## What is being asked:
Every entry needs to be reproduced exactly.

## Data:
━━━━━━━━

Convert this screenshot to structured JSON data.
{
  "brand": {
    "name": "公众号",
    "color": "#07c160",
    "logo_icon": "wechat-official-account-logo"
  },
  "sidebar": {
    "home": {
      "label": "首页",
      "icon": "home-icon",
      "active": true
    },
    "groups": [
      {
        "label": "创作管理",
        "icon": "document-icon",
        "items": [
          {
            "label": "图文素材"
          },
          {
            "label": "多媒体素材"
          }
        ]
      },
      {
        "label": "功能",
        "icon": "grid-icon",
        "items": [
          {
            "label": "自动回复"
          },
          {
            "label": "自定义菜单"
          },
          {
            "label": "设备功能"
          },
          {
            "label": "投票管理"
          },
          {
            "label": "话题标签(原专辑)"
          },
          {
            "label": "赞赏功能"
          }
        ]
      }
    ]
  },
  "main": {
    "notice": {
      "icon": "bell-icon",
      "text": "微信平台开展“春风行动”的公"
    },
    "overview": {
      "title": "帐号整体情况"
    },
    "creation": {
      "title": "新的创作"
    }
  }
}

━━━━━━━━

## Response:
Convert this screenshot to structured JSON data.
{
  "brand": {
    "name": "公众号",
    "color": "#07c160",
    "logo_icon": "wechat-official-account-logo"
  },
  "sidebar": {
    "home": {
      "label": "首页",
      "icon": "home-icon",
      "active": true
    },
    "groups": [
      {
        "label": "创作管理",
        "icon": "document-icon",
        "items": [
          {
            "label": "图文素材"
          },
          {
            "label": "多媒体素材"
          }
        ]
      },
      {
        "label": "功能",
        "icon": "grid-icon",
        "items": [
          {
            "label": "自动回复"
          },
          {
            "label": "自定义菜单"
          },
          {
            "label": "设备功能"
          },
          {
            "label": "投票管理"
          },
          {
            "label": "话题标签(原专辑)"
          },
          {
            "label": "赞赏功能"
          }
        ]
      }
    ]
  },
  "main": {
    "notice": {
      "icon": "bell-icon",
      "text": "微信平台开展“春风行动”的公"
    },
    "overview": {
      "title": "帐号整体情况"
    },
    "creation": {
      "title": "新的创作"
    }
  }
}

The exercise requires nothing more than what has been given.